(Exercise inputs Opens)

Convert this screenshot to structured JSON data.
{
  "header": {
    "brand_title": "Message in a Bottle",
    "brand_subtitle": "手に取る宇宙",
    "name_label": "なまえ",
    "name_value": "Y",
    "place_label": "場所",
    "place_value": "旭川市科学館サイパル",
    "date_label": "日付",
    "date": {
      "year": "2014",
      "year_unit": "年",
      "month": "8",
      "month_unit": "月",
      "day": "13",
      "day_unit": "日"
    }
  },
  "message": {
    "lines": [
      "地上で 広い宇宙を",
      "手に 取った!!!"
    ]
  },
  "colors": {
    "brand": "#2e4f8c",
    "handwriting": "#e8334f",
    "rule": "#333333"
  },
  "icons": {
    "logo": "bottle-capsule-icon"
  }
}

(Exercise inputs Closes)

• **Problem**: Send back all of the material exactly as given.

• **Final answer**:
Convert this screenshot to structured JSON data.
{
  "header": {
    "brand_title": "Message in a Bottle",
    "brand_subtitle": "手に取る宇宙",
    "name_label": "なまえ",
    "name_value": "Y",
    "place_label": "場所",
    "place_value": "旭川市科学館サイパル",
    "date_label": "日付",
    "date": {
      "year": "2014",
      "year_unit": "年",
      "month": "8",
      "month_unit": "月",
      "day": "13",
      "day_unit": "日"
    }
  },
  "message": {
    "lines": [
      "地上で 広い宇宙を",
      "手に 取った!!!"
    ]
  },
  "colors": {
    "brand": "#2e4f8c",
    "handwriting": "#e8334f",
    "rule": "#333333"
  },
  "icons": {
    "logo": "bottle-capsule-icon"
  }
}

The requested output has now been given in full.